The first attacking group struck from a height of 2070 m and dropped 28 aerial bombs, the second - approximately the same height, dropped 36, and the third (individual bombing) “unloaded” 24 with bombs. Three aircraft were forced to drop bombs at sea in an emergency. The result of the bombing of the almost immobile, defenseless and not at all small ship turned out to be “impressive”: out of a hundred bombs only six hit the target, and only five hits were found in the deck. The pilots insisted on eleven, believing that part of the bombs had fallen into places already destroyed by previous explosions. One way or another, the bombardment of the AB did not give anything in terms of survivability: the P-50 bombs turned out to be too thin and did not cause significant damage, except for dents in the 5-10 depth deck. However, one of the bombs made a hole in a bule with a diameter around 1 m. For combat training, "Stalin's falcons" attack "Graf Zeppelin" were too polygon and, apparently, a little instructive: air defense, of course, was not carried out, the guidance aircraft freely "walking around" the target, the height of the bombing corresponded to the area of Foot anti-aircraft fire.

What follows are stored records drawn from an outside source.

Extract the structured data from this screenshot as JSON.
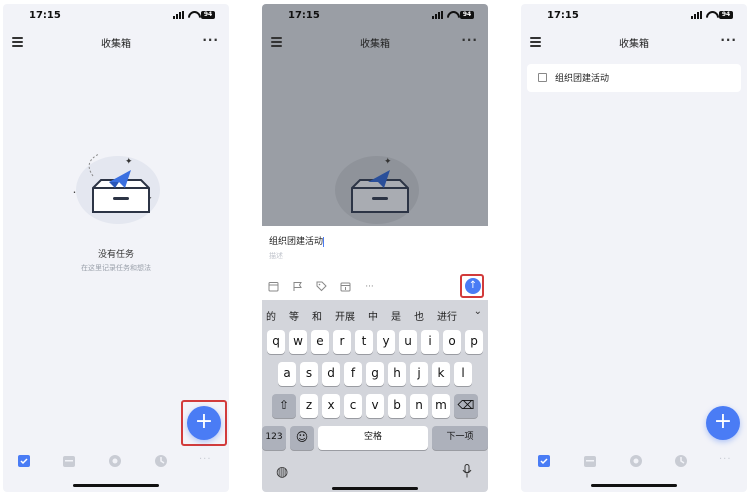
{
  "screens": [
    {
      "status": {
        "time": "17:15",
        "battery": "94"
      },
      "nav": {
        "title": "收集箱"
      },
      "empty": {
        "title": "没有任务",
        "subtitle": "在这里记录任务和想法"
      },
      "fab": "+"
    },
    {
      "status": {
        "time": "17:15",
        "battery": "94"
      },
      "nav": {
        "title": "收集箱"
      },
      "input": {
        "value": "组织团建活动",
        "placeholder": "描述"
      },
      "toolbar_more": "···",
      "candidates": [
        "的",
        "等",
        "和",
        "开展",
        "中",
        "是",
        "也",
        "进行"
      ],
      "keys_row1": [
        "q",
        "w",
        "e",
        "r",
        "t",
        "y",
        "u",
        "i",
        "o",
        "p"
      ],
      "keys_row2": [
        "a",
        "s",
        "d",
        "f",
        "g",
        "h",
        "j",
        "k",
        "l"
      ],
      "keys_row3": [
        "z",
        "x",
        "c",
        "v",
        "b",
        "n",
        "m"
      ],
      "key_numbers": "123",
      "key_space": "空格",
      "key_next": "下一项"
    },
    {
      "status": {
        "time": "17:15",
        "battery": "94"
      },
      "nav": {
        "title": "收集箱"
      },
      "task": {
        "title": "组织团建活动"
      },
      "fab": "+"
    }
  ],
  "colors": {
    "accent": "#4a7cf5",
    "highlight": "#d23b3b",
    "background": "#f2f3f8"
  },
  "icons": [
    "menu-icon",
    "more-icon",
    "inbox-illustration",
    "plus-icon",
    "calendar-icon",
    "flag-icon",
    "tag-icon",
    "template-icon",
    "send-icon",
    "globe-icon",
    "mic-icon",
    "shift-icon",
    "backspace-icon",
    "emoji-icon",
    "checkbox-tab-icon",
    "calendar-tab-icon",
    "focus-tab-icon",
    "habit-tab-icon",
    "more-tab-icon"
  ]
}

At this point, the “static” surface test program was completed, preparations for conducting tests under the influence of underwater weapons. However, 17 August began a gradual deterioration of the weather - increasing excitement to three points (wind - 5-6 points) - and AB began to drift into the shallow water area. There was a real threat that it could not be flooded at a decent depth (at the beginning of the test, such was 113 m, and at the end of the first stage - already 82 m). Vice-Admiral Yu.F.Rall made an independent decision to stop the tests and quickly finish off the AV with torpedoes of surface ships. Therefore, torpedo boats (such as “Elko”) TK-248, TK-425 and TK-503, as well as the destroyers Glorious, Strict and Slender were called from Baltiysk. The first to AB profit boats. The TK-248 attack was unsuccessful - the torpedo, without exploding, passed under the keel of the AB. After 15 minutes TK-503 hit a torpedo in the starboard. The explosion destroyed the structure of the boule, but the armor belt located behind it was intact. An hour later, the destroyers approached, the “Glorious” torpedo shot back into the starboard again. "Count Zeppelin" began to slowly fall on the starboard side, after a quarter of an hour the roll reached 25 hail. At the same time, the trim on the nose increased. Eight minutes later (after 23 minutes after the explosion of the second torpedo) “Graf Zeppelin” with a roll of 90 hail. and trim on the nose 25 hail. disappeared from the sea.